-- Work instruction --
Find the word "devices" in the data. Return every line where it appears.
▶
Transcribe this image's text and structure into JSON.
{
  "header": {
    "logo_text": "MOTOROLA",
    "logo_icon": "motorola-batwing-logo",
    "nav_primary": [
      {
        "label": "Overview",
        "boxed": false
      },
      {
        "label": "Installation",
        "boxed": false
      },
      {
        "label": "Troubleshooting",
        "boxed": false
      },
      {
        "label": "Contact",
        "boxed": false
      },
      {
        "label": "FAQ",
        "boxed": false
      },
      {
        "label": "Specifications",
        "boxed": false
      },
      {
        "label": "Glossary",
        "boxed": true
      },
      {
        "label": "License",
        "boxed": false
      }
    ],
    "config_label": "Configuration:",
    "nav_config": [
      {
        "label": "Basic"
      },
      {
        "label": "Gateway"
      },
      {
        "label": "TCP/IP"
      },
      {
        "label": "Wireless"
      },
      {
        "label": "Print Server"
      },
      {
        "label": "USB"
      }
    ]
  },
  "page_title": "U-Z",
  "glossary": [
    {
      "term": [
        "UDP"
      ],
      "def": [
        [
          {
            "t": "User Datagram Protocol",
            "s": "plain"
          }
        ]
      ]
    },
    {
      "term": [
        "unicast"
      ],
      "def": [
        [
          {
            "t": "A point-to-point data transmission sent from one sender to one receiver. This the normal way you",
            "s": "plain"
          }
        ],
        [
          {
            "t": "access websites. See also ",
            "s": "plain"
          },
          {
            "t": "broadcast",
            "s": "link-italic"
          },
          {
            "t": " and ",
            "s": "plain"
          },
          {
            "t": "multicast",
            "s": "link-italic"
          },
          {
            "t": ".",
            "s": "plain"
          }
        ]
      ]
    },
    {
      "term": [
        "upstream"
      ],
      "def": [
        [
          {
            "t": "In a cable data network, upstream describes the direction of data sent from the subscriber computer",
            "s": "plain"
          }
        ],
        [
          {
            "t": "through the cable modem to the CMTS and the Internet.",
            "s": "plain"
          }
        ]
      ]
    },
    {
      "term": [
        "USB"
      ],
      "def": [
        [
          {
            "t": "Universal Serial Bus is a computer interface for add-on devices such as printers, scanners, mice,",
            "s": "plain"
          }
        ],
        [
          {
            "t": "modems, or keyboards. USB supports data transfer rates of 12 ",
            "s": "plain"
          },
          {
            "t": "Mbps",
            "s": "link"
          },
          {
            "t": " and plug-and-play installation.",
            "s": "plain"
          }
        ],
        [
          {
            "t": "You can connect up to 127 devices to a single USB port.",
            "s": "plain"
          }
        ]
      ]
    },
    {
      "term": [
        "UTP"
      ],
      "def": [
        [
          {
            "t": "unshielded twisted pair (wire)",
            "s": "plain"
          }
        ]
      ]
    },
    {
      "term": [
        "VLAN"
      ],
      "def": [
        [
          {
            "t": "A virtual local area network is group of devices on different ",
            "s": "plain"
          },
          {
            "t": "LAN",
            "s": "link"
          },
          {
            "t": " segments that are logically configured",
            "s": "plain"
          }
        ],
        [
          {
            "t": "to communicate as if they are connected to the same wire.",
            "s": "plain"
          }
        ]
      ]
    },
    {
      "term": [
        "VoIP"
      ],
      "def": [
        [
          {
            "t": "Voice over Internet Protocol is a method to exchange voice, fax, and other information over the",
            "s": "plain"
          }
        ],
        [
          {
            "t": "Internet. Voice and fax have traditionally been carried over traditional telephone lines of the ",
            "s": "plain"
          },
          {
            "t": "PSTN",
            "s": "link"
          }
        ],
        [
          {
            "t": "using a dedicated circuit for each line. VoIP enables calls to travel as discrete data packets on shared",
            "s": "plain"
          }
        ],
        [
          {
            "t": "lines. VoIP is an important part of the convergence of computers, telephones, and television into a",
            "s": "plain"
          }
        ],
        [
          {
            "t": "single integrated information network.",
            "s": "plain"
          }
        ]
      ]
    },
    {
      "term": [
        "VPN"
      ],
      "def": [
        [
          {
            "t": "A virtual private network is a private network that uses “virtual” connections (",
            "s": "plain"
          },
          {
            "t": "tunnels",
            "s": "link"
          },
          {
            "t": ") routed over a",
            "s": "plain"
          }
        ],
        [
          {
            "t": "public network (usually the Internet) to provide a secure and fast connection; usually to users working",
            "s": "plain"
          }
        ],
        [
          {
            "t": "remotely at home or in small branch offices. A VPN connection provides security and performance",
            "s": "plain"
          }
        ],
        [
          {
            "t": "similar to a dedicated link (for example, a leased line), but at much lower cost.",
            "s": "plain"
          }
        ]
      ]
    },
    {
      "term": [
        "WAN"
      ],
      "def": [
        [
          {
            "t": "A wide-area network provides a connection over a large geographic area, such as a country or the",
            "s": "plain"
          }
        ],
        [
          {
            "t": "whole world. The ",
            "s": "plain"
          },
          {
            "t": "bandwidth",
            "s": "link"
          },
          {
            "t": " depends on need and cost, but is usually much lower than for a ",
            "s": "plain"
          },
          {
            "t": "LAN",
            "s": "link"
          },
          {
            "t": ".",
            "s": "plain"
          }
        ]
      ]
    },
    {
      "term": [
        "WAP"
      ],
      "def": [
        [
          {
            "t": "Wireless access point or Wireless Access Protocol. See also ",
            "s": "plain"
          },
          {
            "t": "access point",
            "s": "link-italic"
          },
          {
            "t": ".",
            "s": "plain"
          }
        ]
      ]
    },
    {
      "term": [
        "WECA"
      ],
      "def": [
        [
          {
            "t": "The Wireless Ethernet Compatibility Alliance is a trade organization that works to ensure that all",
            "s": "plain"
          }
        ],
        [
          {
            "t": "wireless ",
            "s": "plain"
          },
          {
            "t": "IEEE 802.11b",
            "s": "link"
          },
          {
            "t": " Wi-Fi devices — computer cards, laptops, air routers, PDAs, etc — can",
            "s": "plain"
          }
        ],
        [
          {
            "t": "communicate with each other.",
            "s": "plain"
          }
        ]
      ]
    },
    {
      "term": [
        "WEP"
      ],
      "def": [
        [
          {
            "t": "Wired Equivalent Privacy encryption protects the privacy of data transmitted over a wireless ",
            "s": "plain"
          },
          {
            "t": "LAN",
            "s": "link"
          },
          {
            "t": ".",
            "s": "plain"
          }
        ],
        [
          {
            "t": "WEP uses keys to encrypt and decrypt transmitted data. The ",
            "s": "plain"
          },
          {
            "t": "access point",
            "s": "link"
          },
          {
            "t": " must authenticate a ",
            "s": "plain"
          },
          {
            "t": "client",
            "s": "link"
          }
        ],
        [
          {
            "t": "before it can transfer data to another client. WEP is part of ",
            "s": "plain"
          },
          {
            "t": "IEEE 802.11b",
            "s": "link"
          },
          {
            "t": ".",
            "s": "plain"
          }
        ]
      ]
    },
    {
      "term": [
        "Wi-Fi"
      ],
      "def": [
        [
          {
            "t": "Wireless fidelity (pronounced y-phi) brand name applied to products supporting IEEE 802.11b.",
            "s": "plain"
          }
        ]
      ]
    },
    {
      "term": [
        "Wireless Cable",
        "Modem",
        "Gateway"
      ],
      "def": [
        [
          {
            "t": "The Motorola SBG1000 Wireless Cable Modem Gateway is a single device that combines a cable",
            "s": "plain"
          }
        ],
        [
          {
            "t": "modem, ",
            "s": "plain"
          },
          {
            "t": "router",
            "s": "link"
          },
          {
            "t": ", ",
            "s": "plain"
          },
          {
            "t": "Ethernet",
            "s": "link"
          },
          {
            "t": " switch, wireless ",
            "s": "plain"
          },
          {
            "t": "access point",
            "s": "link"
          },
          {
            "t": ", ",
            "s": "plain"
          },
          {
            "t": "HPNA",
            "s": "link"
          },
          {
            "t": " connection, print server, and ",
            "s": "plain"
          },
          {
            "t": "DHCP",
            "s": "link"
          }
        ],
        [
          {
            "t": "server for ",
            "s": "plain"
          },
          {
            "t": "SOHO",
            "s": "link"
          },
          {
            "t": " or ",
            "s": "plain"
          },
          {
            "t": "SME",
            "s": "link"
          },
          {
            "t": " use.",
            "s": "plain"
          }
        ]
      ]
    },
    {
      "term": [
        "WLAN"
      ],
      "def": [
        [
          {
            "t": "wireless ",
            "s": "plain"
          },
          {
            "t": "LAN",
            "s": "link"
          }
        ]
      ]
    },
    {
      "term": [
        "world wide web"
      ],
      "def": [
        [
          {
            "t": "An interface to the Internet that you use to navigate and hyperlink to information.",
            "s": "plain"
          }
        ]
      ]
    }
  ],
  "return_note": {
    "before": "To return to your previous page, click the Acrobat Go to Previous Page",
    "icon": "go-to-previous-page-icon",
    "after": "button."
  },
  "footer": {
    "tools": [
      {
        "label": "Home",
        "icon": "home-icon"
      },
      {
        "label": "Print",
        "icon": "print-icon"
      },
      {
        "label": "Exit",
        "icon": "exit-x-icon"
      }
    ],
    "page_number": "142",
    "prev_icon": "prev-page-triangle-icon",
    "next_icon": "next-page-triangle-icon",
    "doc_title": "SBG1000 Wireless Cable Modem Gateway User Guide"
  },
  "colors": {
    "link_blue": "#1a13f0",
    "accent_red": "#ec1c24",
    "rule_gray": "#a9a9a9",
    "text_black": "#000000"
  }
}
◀
-- Response to the exercise --
            "t": "Universal Serial Bus is a computer interface for add-on devices such as printers, scanners, mice,",
            "t": "You can connect up to 127 devices to a single USB port.",
            "t": "A virtual local area network is group of devices on different ",
            "t": " Wi-Fi devices — computer cards, laptops, air routers, PDAs, etc — can",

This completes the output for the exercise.